Travelers who find themselves on European soil on November second should understand how the Day of the Dead is celebrated in Europe. The Day of the Dead is a holiday to remember and pray for relatives or close friends who have passed away. Festivals, feasts and parties are often thrown in honor of the dead. Although the Day of the Dead celebrations originated in Mexico, Europe has adopted several of the festivities in its own major cities.
- Bring candles and masks to Prague. Prague's Day of the Dead celebrations often last three days. A large feast is prepared with candy skulls and sweet bread. Everyone lights candles and wears masks while they celebrate.
- Watch Don Juan Tenorio in Spain. This traditional play is performed annually on the Day of the Dead. Those in Spain will give offerings in honor of the dead and they will visit graveyards to spend time in prayer.
- Carry holy water and libations of milk in Brittany. Locals will pour these substances on grave sites at midnight. Full dinner plates are then left on their tables when locals go to bed in the hopes of feeding departed souls during the night.
- Bake a cake in Tyrol. These cakes are not for feasting, but an offering for the dead. Leave these treats out and keep your living quarters well heated to create a welcoming environment for passing spirits.
- Tour the graveyards of Germany by candlelight. Germans spend the evening of the Day of The Dead walking through graveyards with a candle while saying prayers for family and loved ones who have passed on.
What Others Are Reading Right Now.
Cooking With Booze: Stiegl Radler Crockpot Carnitas
Perfect hot-weather tacos, with pork simmered in summer beer.
Friday Drink Special: The Little Zombie
Perhaps the world's first cocktail inspired by Comic Con and The Walking Dead.

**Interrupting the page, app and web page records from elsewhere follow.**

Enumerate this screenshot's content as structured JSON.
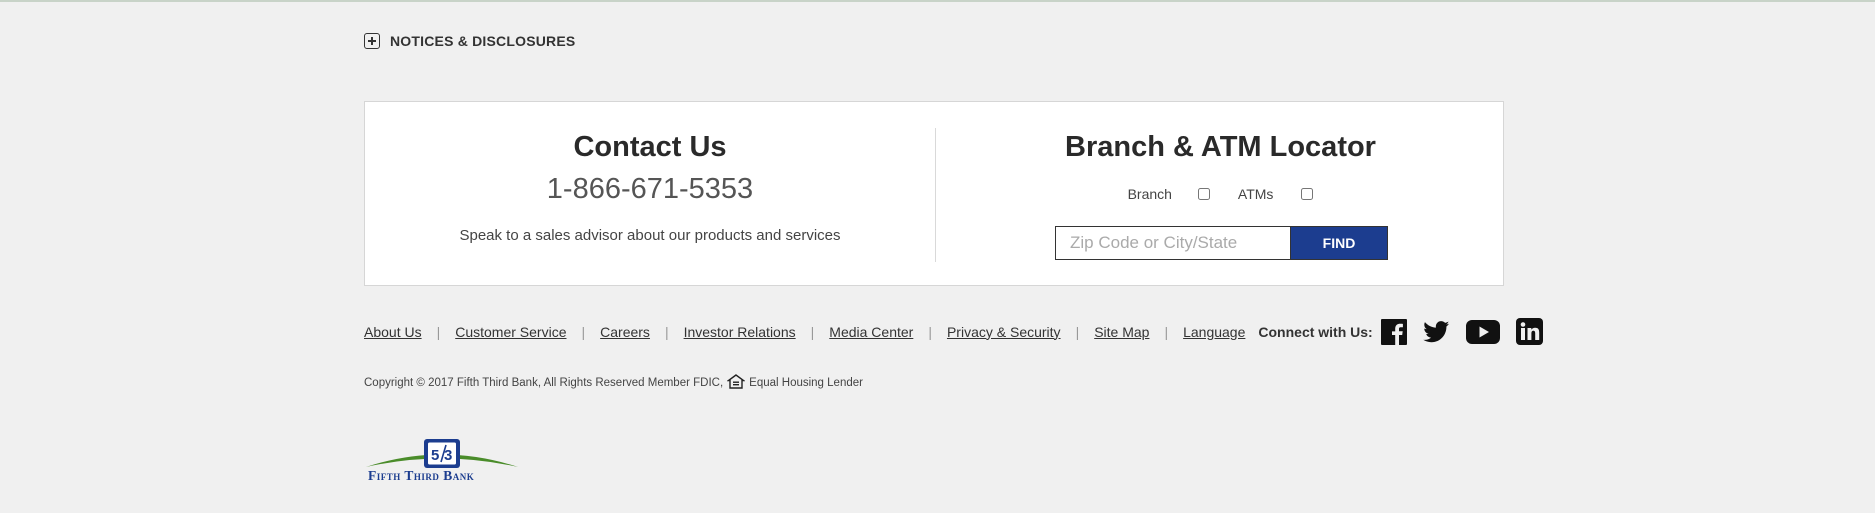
{
  "notices": {
    "label": "NOTICES & DISCLOSURES",
    "icon": "plus-square-icon"
  },
  "contact": {
    "title": "Contact Us",
    "phone": "1-866-671-5353",
    "description": "Speak to a sales advisor about our products and services"
  },
  "locator": {
    "title": "Branch & ATM Locator",
    "branch_label": "Branch",
    "atms_label": "ATMs",
    "branch_checked": false,
    "atms_checked": false,
    "search_placeholder": "Zip Code or City/State",
    "search_value": "",
    "find_label": "FIND",
    "find_color": "#1c3d8f"
  },
  "footer_links": [
    "About Us",
    "Customer Service",
    "Careers",
    "Investor Relations",
    "Media Center",
    "Privacy & Security",
    "Site Map",
    "Language"
  ],
  "connect_label": "Connect with Us:",
  "social": [
    "facebook-icon",
    "twitter-icon",
    "youtube-icon",
    "linkedin-icon"
  ],
  "copyright": {
    "text": "Copyright © 2017 Fifth Third Bank, All Rights Reserved Member FDIC,",
    "lender": "Equal Housing Lender",
    "icon": "equal-housing-icon"
  },
  "logo": {
    "brand": "Fifth Third Bank",
    "colors": {
      "green": "#4a8c2a",
      "blue": "#1c3d8f"
    }
  }
}
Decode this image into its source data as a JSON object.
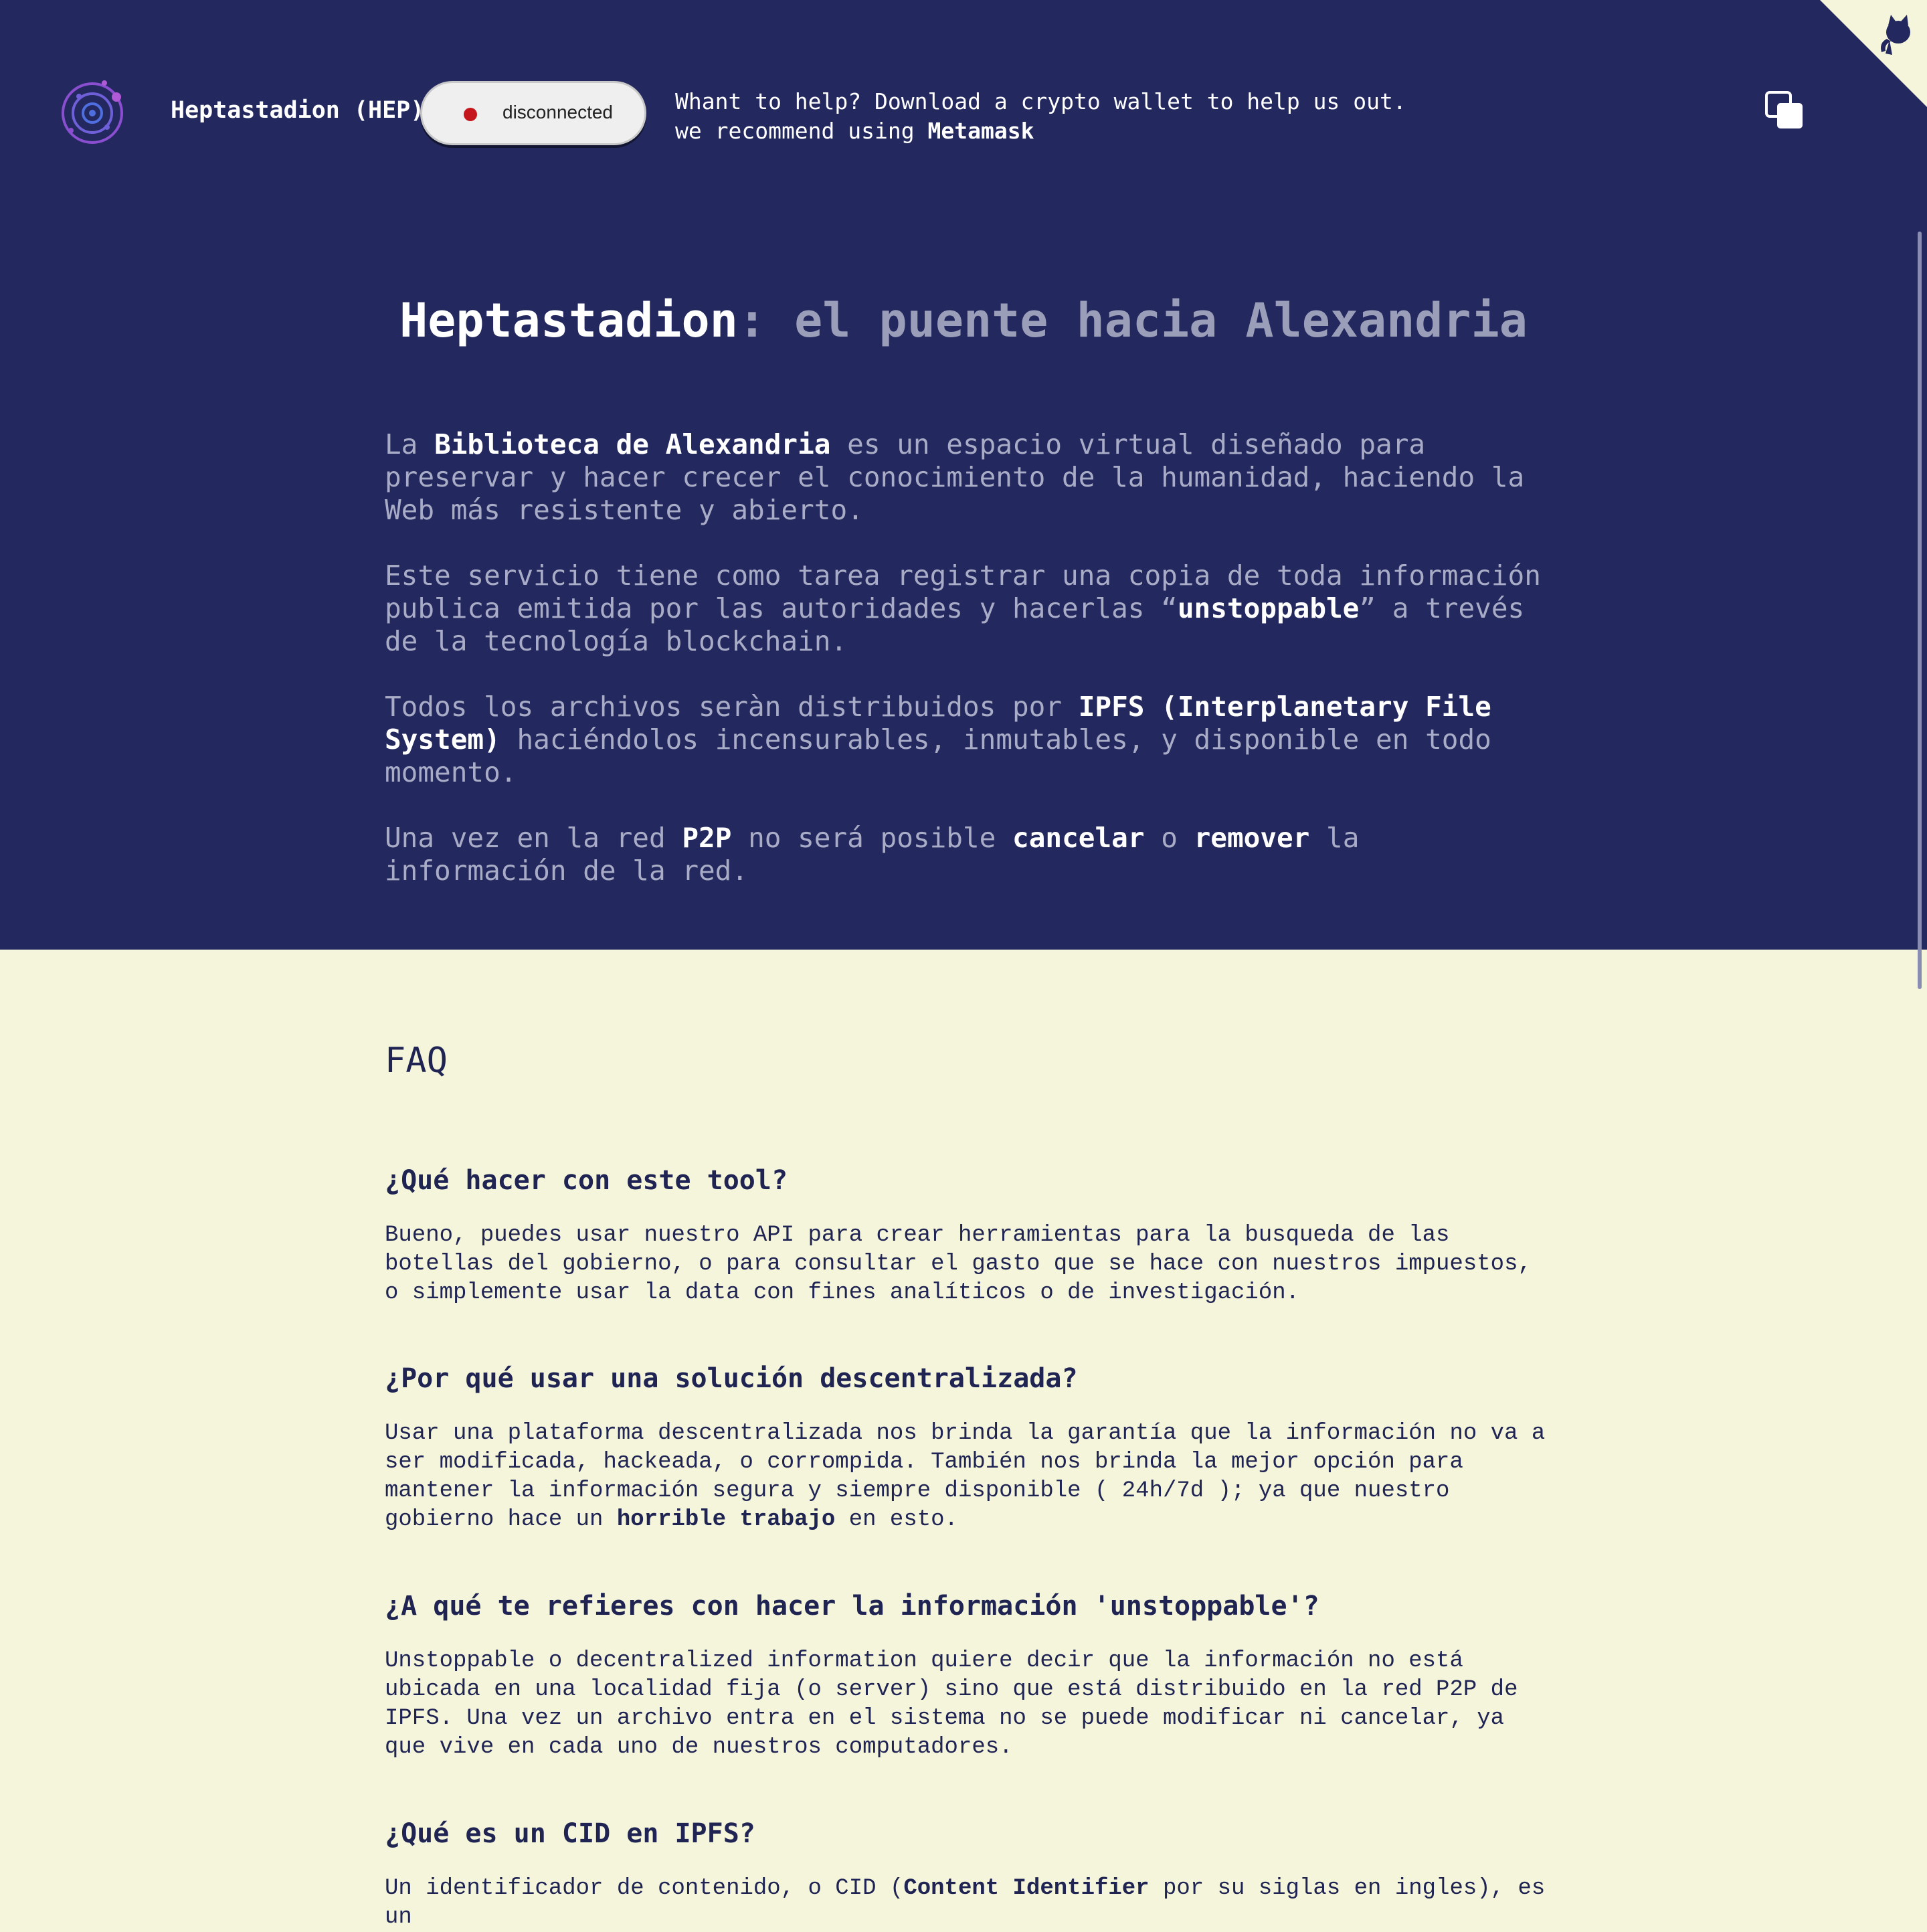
{
  "header": {
    "brand": "Heptastadion (HEP)",
    "status": "disconnected",
    "status_color": "#c4161c",
    "help_line1": "Whant to help? Download a crypto wallet to help us out.",
    "help_line2_prefix": "we recommend using ",
    "help_link": "Metamask",
    "copy_icon": "copy-icon",
    "corner_icon": "github-octocat-icon"
  },
  "hero": {
    "title_strong": "Heptastadion",
    "title_rest": ": el puente hacia Alexandria",
    "p1_pre": "La ",
    "p1_b": "Biblioteca de Alexandria",
    "p1_post": " es un espacio virtual diseñado para preservar y hacer crecer el conocimiento de la humanidad, haciendo la Web más resistente y abierto.",
    "p2_pre": "Este servicio tiene como tarea registrar una copia de toda información publica emitida por las autoridades y hacerlas “",
    "p2_b": "unstoppable",
    "p2_post": "” a trevés de la tecnología blockchain.",
    "p3_pre": "Todos los archivos seràn distribuidos por ",
    "p3_b": "IPFS (Interplanetary File System)",
    "p3_post": " haciéndolos incensurables, inmutables, y disponible en todo momento.",
    "p4_pre": "Una vez en la red ",
    "p4_b1": "P2P",
    "p4_mid1": " no será posible ",
    "p4_b2": "cancelar",
    "p4_mid2": " o ",
    "p4_b3": "remover",
    "p4_post": " la información de la red."
  },
  "faq": {
    "title": "FAQ",
    "q1": "¿Qué hacer con este tool?",
    "a1": "Bueno, puedes usar nuestro API para crear herramientas para la busqueda de las botellas del gobierno, o para consultar el gasto que se hace con nuestros impuestos, o simplemente usar la data con fines analíticos o de investigación.",
    "q2": "¿Por qué usar una solución descentralizada?",
    "a2_pre": "Usar una plataforma descentralizada nos brinda la garantía que la información no va a ser modificada, hackeada, o corrompida. También nos brinda la mejor opción para mantener la información segura y siempre disponible ( 24h/7d ); ya que nuestro gobierno hace un ",
    "a2_b": "horrible trabajo",
    "a2_post": " en esto.",
    "q3": "¿A qué te refieres con hacer la información 'unstoppable'?",
    "a3": "Unstoppable o decentralized information quiere decir que la información no está ubicada en una localidad fija (o server) sino que está distribuido en la red P2P de IPFS. Una vez un archivo entra en el sistema no se puede modificar ni cancelar, ya que vive en cada uno de nuestros computadores.",
    "q4": "¿Qué es un CID en IPFS?",
    "a4_pre": "Un identificador de contenido, o CID (",
    "a4_b": "Content Identifier",
    "a4_post": " por su siglas en ingles), es un"
  },
  "colors": {
    "hero_bg": "#23285e",
    "page_bg": "#f5f5dc",
    "faq_text": "#1f2453",
    "hero_text_dim": "#a9acc6"
  }
}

10 Things to Talk About This Weekend
Game of Thrones bloopers, sex geckos and more conversation starters for any social situation.